“It’s the beginning of the spring. Housing numbers should be up, housing starts have been great. But the real challenge for is that there are too many borrowers being left out of the equation,” he explained of FOX Business Network’s Cavuto Coast to Coast.  

He explained that many of those looking to obtain a mortgage on a home have FICO scores of 700 or above – in other words, credit scores that deemed“ really good” or better.  FICO mortgage scores are used to indicate a homebuyer’s credit risk.

While some argue lending to those with high FICO scores cuts down on risky borrowing that led to the housing meltdown and Great Recession, Booker said there are other factors to consider.

“The people we’re talking about now have lived through the crisis, have been out there for eight or nine years renting. They look at a future where rent increases are going up 5% and 7% a year and really don’t have a way to participate,” he said. “I would make the argument that there’s a way to get good loans under a 700 FICO score.”

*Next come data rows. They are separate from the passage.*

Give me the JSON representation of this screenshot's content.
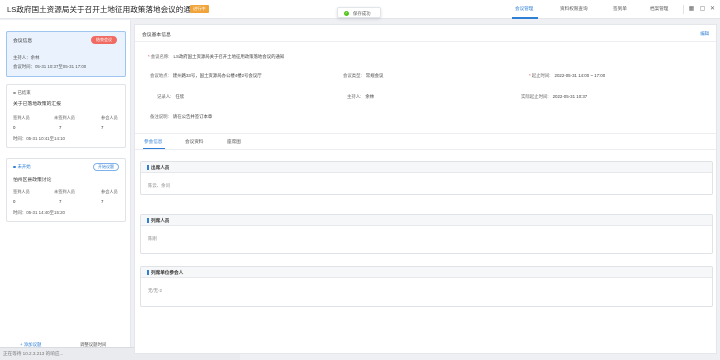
{
  "header": {
    "title": "LS政府国土资源局关于召开土地征用政策落地会议的通知",
    "badge": "进行中",
    "toast": "保存成功",
    "tabs": [
      "会议管理",
      "资料权限查询",
      "签到单",
      "档案管理"
    ],
    "active_tab": 0,
    "icons": [
      "grid-icon",
      "window-icon",
      "close-icon"
    ]
  },
  "sidebar": {
    "cards": [
      {
        "title": "会议信息",
        "status_button": "结束会议",
        "host_label": "主持人：",
        "host": "余林",
        "time_label": "会议时间：",
        "time": "05-31 10:37至05-31 17:00"
      },
      {
        "status": "已结束",
        "status_color": "#999999",
        "title": "关于已落地政策的汇报",
        "stats": [
          {
            "label": "签到人员",
            "value": "0"
          },
          {
            "label": "未签到人员",
            "value": "7"
          },
          {
            "label": "参会人员",
            "value": "7"
          }
        ],
        "time_label": "时间：",
        "time": "05-31 10:41至14:10"
      },
      {
        "status": "未开始",
        "status_color": "#2f7fd6",
        "action_button": "开始议题",
        "title": "怕州区县政策讨论",
        "stats": [
          {
            "label": "签到人员",
            "value": "0"
          },
          {
            "label": "未签到人员",
            "value": "7"
          },
          {
            "label": "参会人员",
            "value": "7"
          }
        ],
        "time_label": "时间：",
        "time": "05-31 14:40至15:20"
      }
    ],
    "footer": {
      "add_topic": "+ 添加议题",
      "adjust_time": "调整议题时间"
    }
  },
  "status_bar": {
    "text": "正在等待 10.2.3.213 的响应..."
  },
  "main": {
    "section_title": "会议基本信息",
    "edit_link": "编辑",
    "fields": {
      "name_label": "会议名称:",
      "name_value": "LS政府国土资源局关于召开土地征用政策落地会议的通知",
      "place_label": "会议地点:",
      "place_value": "建州路33号，国土资源局办公楼4楼2号会议厅",
      "type_label": "会议类型:",
      "type_value": "常规会议",
      "time_label": "起止时间:",
      "time_value": "2022-05-31 14:00 ~ 17:00",
      "recorder_label": "记录人:",
      "recorder_value": "任欣",
      "host_label": "主持人:",
      "host_value": "余林",
      "actual_label": "实际起止时间:",
      "actual_value": "2022-05-31 10:37",
      "note_label": "备注说明:",
      "note_value": "请在公告并签订本章"
    },
    "tabs": [
      "参会信息",
      "会议资料",
      "座席图"
    ],
    "active_tab": 0,
    "panels": [
      {
        "title": "出席人员",
        "body": "陈云、余问"
      },
      {
        "title": "列席人员",
        "body": "陈刚"
      },
      {
        "title": "列席单位参会人",
        "body": "无/无-2"
      }
    ]
  },
  "colors": {
    "accent": "#2f7fd6",
    "danger": "#f26b63",
    "badge": "#f0a43a",
    "success": "#52c41a"
  }
}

The other part of the equation, Booker explained, are younger adults waiting to jump into the housing market after witnessing their parents run into serious financial trouble during the meltdown. Still, he said as those younger Americans grow older, have children, and desire a central place for their lives, they’ll begin to dip their toes into the housing market.

“As they begin to have a need for a base from which to work, there’s a real desire to try to find a way to own a home,” he said.